(Entries from a dataset of interfaces)
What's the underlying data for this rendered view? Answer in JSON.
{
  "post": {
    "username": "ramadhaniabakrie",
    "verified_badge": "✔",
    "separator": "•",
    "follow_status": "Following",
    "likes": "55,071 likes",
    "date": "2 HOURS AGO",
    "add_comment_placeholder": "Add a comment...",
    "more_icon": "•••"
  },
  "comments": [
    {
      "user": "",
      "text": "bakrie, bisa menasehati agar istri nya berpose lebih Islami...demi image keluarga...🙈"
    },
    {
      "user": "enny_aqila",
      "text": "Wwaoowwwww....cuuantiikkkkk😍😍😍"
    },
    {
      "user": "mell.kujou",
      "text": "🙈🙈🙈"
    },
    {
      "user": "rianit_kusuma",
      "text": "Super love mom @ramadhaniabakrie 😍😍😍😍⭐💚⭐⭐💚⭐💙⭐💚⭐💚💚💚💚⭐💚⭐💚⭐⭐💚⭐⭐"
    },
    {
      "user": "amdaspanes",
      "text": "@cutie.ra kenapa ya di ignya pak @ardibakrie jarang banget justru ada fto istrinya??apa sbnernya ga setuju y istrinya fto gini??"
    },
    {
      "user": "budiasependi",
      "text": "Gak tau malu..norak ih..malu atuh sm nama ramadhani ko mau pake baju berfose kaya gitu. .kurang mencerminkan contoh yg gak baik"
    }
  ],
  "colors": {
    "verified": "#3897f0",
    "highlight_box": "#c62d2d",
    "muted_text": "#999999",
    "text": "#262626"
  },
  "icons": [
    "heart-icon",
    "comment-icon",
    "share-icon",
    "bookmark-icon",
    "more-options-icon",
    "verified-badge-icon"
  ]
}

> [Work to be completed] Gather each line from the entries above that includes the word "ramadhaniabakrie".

> [Result below]
    "username": "ramadhaniabakrie",
      "text": "Super love mom @ramadhaniabakrie 😍😍😍😍⭐💚⭐⭐💚⭐💙⭐💚⭐💚💚💚💚⭐💚⭐💚⭐⭐💚⭐⭐"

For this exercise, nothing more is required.